WHAT IS BEING ASKED: Repeat the entries without change, omitting the pictures.

RECORDS FOR THE EXERCISE:

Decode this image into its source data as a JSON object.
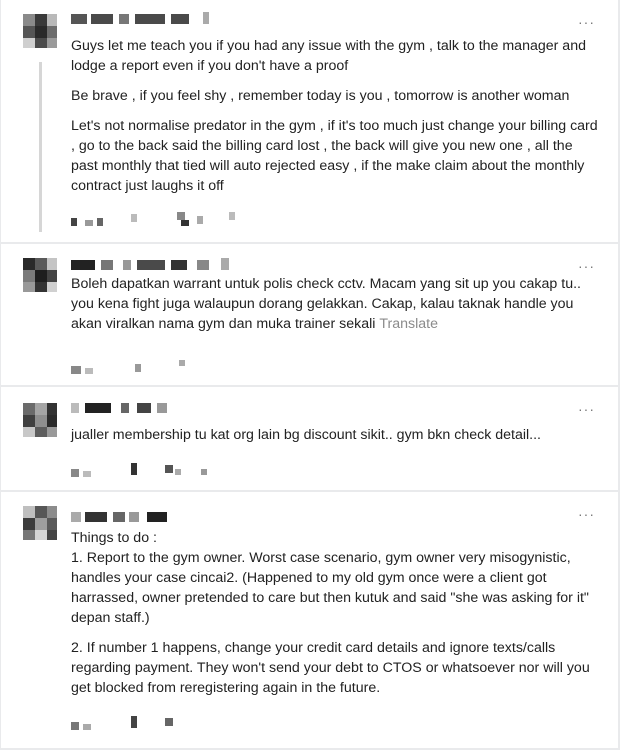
{
  "comments": [
    {
      "paragraphs": [
        "Guys let me teach you if you had any issue with the gym , talk to the manager and lodge a report even if you don't have a proof",
        "Be brave , if you feel shy , remember today is you , tomorrow is another woman",
        "Let's not normalise predator in the gym , if it's too much just change your billing card , go to the back said the billing card lost , the back will give you new one , all the past monthly that tied will auto rejected easy , if the make claim about the monthly contract just laughs it off"
      ]
    },
    {
      "paragraphs": [
        "Boleh dapatkan warrant untuk polis check cctv. Macam yang sit up you cakap tu.. you kena fight juga walaupun dorang gelakkan. Cakap, kalau taknak handle you akan viralkan nama gym dan muka trainer sekali"
      ],
      "translate_label": "Translate"
    },
    {
      "paragraphs": [
        "jualler membership tu kat org lain bg discount sikit.. gym bkn check detail..."
      ]
    },
    {
      "paragraphs": [
        "Things to do :",
        "1. Report to the gym owner. Worst case scenario, gym owner very misogynistic, handles your case cincai2. (Happened to my old gym once were a client got harrassed, owner pretended to care but then kutuk and said \"she was asking for it\" depan staff.)",
        "2. If number 1 happens, change your credit card details and ignore texts/calls regarding payment. They won't send your debt to CTOS or whatsoever nor will you get blocked from reregistering again in the future."
      ]
    }
  ],
  "more_label": "···",
  "icons": [
    "more-options-icon",
    "avatar-blurred"
  ]
}
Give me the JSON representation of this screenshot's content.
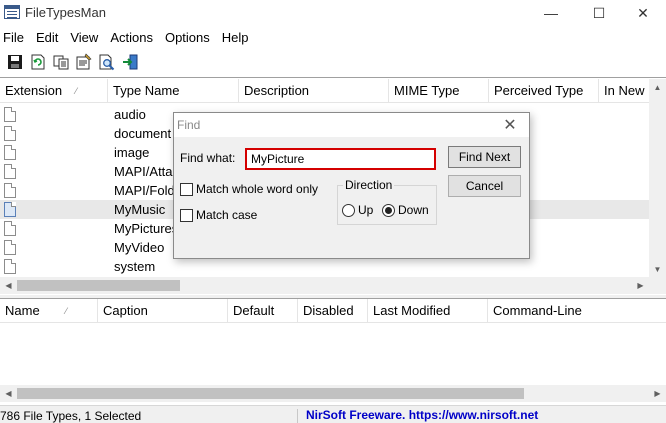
{
  "window": {
    "title": "FileTypesMan",
    "minimize_glyph": "—",
    "maximize_glyph": "☐",
    "close_glyph": "✕"
  },
  "menu": [
    "File",
    "Edit",
    "View",
    "Actions",
    "Options",
    "Help"
  ],
  "toolbar": {
    "buttons": [
      "save-icon",
      "refresh-icon",
      "copy-icon",
      "properties-icon",
      "find-icon",
      "exit-icon"
    ]
  },
  "upper_table": {
    "columns": [
      "Extension",
      "Type Name",
      "Description",
      "MIME Type",
      "Perceived Type",
      "In New M"
    ],
    "sort_glyph": "⁄",
    "rows": [
      {
        "type_name": "audio"
      },
      {
        "type_name": "document"
      },
      {
        "type_name": "image"
      },
      {
        "type_name": "MAPI/Attachment"
      },
      {
        "type_name": "MAPI/Folder"
      },
      {
        "type_name": "MyMusic"
      },
      {
        "type_name": "MyPictures"
      },
      {
        "type_name": "MyVideo"
      },
      {
        "type_name": "system"
      }
    ],
    "selected_row": 5
  },
  "lower_table": {
    "columns": [
      "Name",
      "Caption",
      "Default",
      "Disabled",
      "Last Modified",
      "Command-Line"
    ]
  },
  "status": {
    "left": "786 File Types, 1 Selected",
    "link": "NirSoft Freeware. https://www.nirsoft.net"
  },
  "find_dialog": {
    "title": "Find",
    "find_what_label": "Find what:",
    "find_value": "MyPicture",
    "find_next_label": "Find Next",
    "cancel_label": "Cancel",
    "match_whole_word_label": "Match whole word only",
    "match_case_label": "Match case",
    "direction_label": "Direction",
    "up_label": "Up",
    "down_label": "Down",
    "direction_selected": "Down",
    "close_glyph": "✕"
  },
  "colors": {
    "highlight_border": "#d40000",
    "link": "#0000c8",
    "selected_row": "#e8e8e8"
  }
}
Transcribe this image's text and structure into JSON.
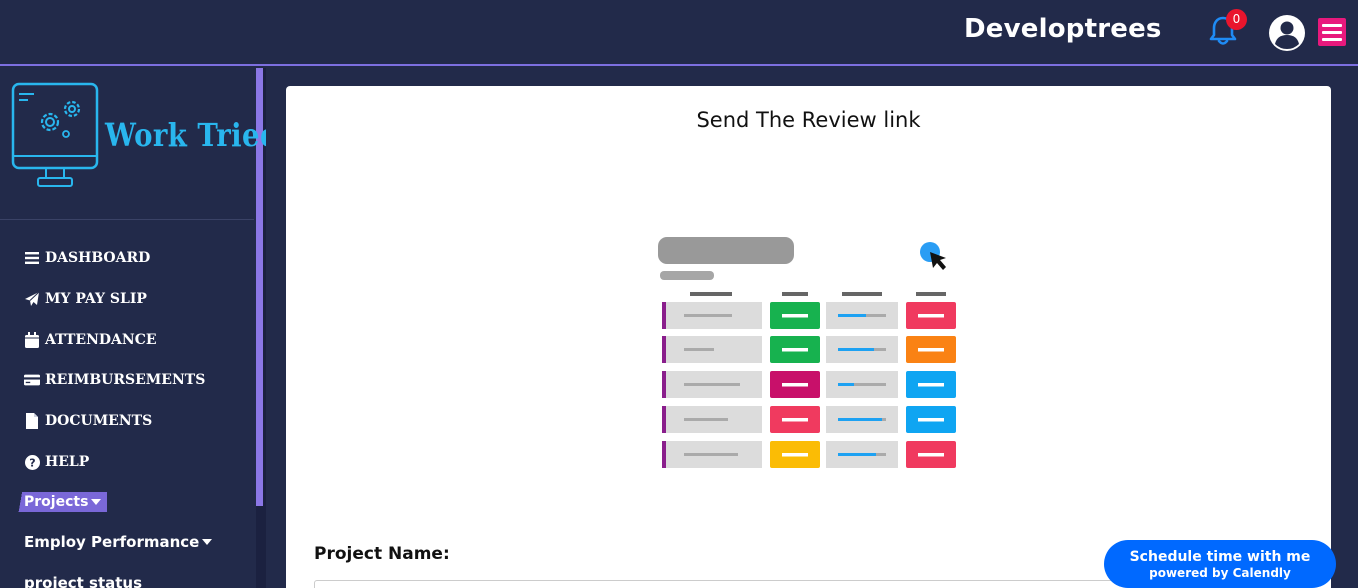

WRITTEN RESPONSE:
Decode this image into its source data as a JSON object.
{
  "comments": [
    {
      "paragraphs": [
        "Guys let me teach you if you had any issue with the gym , talk to the manager and lodge a report even if you don't have a proof",
        "Be brave , if you feel shy , remember today is you , tomorrow is another woman",
        "Let's not normalise predator in the gym , if it's too much just change your billing card , go to the back said the billing card lost , the back will give you new one , all the past monthly that tied will auto rejected easy , if the make claim about the monthly contract just laughs it off"
      ]
    },
    {
      "paragraphs": [
        "Boleh dapatkan warrant untuk polis check cctv. Macam yang sit up you cakap tu.. you kena fight juga walaupun dorang gelakkan. Cakap, kalau taknak handle you akan viralkan nama gym dan muka trainer sekali"
      ],
      "translate_label": "Translate"
    },
    {
      "paragraphs": [
        "jualler membership tu kat org lain bg discount sikit.. gym bkn check detail..."
      ]
    },
    {
      "paragraphs": [
        "Things to do :",
        "1. Report to the gym owner. Worst case scenario, gym owner very misogynistic, handles your case cincai2. (Happened to my old gym once were a client got harrassed, owner pretended to care but then kutuk and said \"she was asking for it\" depan staff.)",
        "2. If number 1 happens, change your credit card details and ignore texts/calls regarding payment. They won't send your debt to CTOS or whatsoever nor will you get blocked from reregistering again in the future."
      ]
    }
  ],
  "more_label": "···",
  "icons": [
    "more-options-icon",
    "avatar-blurred"
  ]
}
Give me the JSON representation of this screenshot's content.
{
  "window": {
    "title": "FileTypesMan",
    "minimize_glyph": "—",
    "maximize_glyph": "☐",
    "close_glyph": "✕"
  },
  "menu": [
    "File",
    "Edit",
    "View",
    "Actions",
    "Options",
    "Help"
  ],
  "toolbar": {
    "buttons": [
      "save-icon",
      "refresh-icon",
      "copy-icon",
      "properties-icon",
      "find-icon",
      "exit-icon"
    ]
  },
  "upper_table": {
    "columns": [
      "Extension",
      "Type Name",
      "Description",
      "MIME Type",
      "Perceived Type",
      "In New M"
    ],
    "sort_glyph": "⁄",
    "rows": [
      {
        "type_name": "audio"
      },
      {
        "type_name": "document"
      },
      {
        "type_name": "image"
      },
      {
        "type_name": "MAPI/Attachment"
      },
      {
        "type_name": "MAPI/Folder"
      },
      {
        "type_name": "MyMusic"
      },
      {
        "type_name": "MyPictures"
      },
      {
        "type_name": "MyVideo"
      },
      {
        "type_name": "system"
      }
    ],
    "selected_row": 5
  },
  "lower_table": {
    "columns": [
      "Name",
      "Caption",
      "Default",
      "Disabled",
      "Last Modified",
      "Command-Line"
    ]
  },
  "status": {
    "left": "786 File Types, 1 Selected",
    "link": "NirSoft Freeware. https://www.nirsoft.net"
  },
  "find_dialog": {
    "title": "Find",
    "find_what_label": "Find what:",
    "find_value": "MyPicture",
    "find_next_label": "Find Next",
    "cancel_label": "Cancel",
    "match_whole_word_label": "Match whole word only",
    "match_case_label": "Match case",
    "direction_label": "Direction",
    "up_label": "Up",
    "down_label": "Down",
    "direction_selected": "Down",
    "close_glyph": "✕"
  },
  "colors": {
    "highlight_border": "#d40000",
    "link": "#0000c8",
    "selected_row": "#e8e8e8"
  }
}
Transcribe this image's text and structure into JSON.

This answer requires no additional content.